“I had such a wonderful, wonderful time with all of my family here for my big birthday,” Maga said.
“Me too! I’m so lucky I was able to make it out to see you.”
“It gets lonely here, you know. When you have a husband and four children and it’s busy and wonderful and then they’re all moved away or gone. It’s lonely.”
My heart broke. “I get to see you again in two weekends!” I said in a rush to combat the dark shadow of loneliness. It’s a thing I understand all too well. And something I continually hope to reduce with my regular phone calls.
“Yes, I have a work thing. It’s a very short trip, but I’ll definitely have time to see you.”
“How wonderful! What time do you get in?”
“Very very late on Friday.”
“Oh, don’t call me then. Call me Saturday morning. Oh, but you have to work. We can talk on Sunday then. Or before that. We’ll handle it…the way it should be done.”
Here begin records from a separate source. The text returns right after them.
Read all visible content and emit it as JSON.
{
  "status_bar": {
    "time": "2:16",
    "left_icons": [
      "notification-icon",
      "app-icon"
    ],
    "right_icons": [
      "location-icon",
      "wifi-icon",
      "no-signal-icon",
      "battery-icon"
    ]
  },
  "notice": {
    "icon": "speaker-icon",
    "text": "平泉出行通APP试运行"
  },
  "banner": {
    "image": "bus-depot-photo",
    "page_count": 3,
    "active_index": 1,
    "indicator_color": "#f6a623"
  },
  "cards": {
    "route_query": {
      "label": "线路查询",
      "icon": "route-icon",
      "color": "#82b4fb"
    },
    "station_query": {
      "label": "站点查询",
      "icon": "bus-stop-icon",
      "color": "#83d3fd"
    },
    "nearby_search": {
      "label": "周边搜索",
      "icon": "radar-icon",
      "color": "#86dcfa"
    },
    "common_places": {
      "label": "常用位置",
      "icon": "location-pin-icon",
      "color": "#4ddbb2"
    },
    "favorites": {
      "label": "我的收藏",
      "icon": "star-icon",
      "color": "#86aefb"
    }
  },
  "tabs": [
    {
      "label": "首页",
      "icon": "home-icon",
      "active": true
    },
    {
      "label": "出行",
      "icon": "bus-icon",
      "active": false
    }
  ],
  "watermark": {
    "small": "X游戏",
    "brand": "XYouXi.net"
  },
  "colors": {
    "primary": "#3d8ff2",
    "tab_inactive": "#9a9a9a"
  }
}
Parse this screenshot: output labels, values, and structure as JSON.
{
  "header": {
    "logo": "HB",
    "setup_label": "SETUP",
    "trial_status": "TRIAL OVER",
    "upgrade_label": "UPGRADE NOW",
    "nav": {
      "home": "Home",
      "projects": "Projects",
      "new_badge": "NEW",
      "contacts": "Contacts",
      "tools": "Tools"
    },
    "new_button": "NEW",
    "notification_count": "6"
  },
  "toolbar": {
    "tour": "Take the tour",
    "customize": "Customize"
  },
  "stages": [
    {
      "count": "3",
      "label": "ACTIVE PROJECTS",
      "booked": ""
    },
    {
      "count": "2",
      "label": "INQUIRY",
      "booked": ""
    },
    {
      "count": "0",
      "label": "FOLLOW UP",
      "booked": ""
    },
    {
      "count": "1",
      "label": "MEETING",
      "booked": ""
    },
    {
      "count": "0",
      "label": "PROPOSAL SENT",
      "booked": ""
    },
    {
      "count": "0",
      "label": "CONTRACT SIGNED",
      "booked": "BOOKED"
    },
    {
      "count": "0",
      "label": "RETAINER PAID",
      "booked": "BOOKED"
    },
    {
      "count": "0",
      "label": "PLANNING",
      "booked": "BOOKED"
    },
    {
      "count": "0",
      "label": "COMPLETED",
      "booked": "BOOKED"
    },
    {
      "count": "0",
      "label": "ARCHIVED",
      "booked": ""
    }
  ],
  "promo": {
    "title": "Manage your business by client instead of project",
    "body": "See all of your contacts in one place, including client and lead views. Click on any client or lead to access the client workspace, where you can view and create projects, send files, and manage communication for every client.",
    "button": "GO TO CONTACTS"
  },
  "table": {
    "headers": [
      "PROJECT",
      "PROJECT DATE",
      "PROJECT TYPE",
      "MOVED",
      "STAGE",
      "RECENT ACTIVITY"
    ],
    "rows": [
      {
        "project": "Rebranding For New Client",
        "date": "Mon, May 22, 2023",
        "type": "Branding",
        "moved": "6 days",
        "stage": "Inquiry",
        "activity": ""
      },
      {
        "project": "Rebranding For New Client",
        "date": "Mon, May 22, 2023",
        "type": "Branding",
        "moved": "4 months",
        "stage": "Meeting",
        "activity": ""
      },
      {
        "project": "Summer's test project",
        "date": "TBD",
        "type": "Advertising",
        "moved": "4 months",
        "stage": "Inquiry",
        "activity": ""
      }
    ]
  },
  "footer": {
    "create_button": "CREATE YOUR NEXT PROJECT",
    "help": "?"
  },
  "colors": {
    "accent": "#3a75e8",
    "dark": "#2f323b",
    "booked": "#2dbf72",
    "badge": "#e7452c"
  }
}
“We will.” After going over the details 3x prior to this, her sudden retention of detail + demands + willingness to let the details sort themselves out caught me off guard. In a good way.
“I get confused,” she said.
“About what?” I said, confused.
“You seem to be understanding it all okay right now.” Which was the truth. She’d been very engaged in the conversation up to this point.
“Yes, I mean, I’m okay mostly but sometimes I get confused. It happens at 96. I just wish we could do my birthday weekend all over again. Well, you and I will soon.”
And we will. We’ll turn our Tuesday night phone calls into more weekend time together hoarding sunshine and memories to help with any future bouts of loneliness.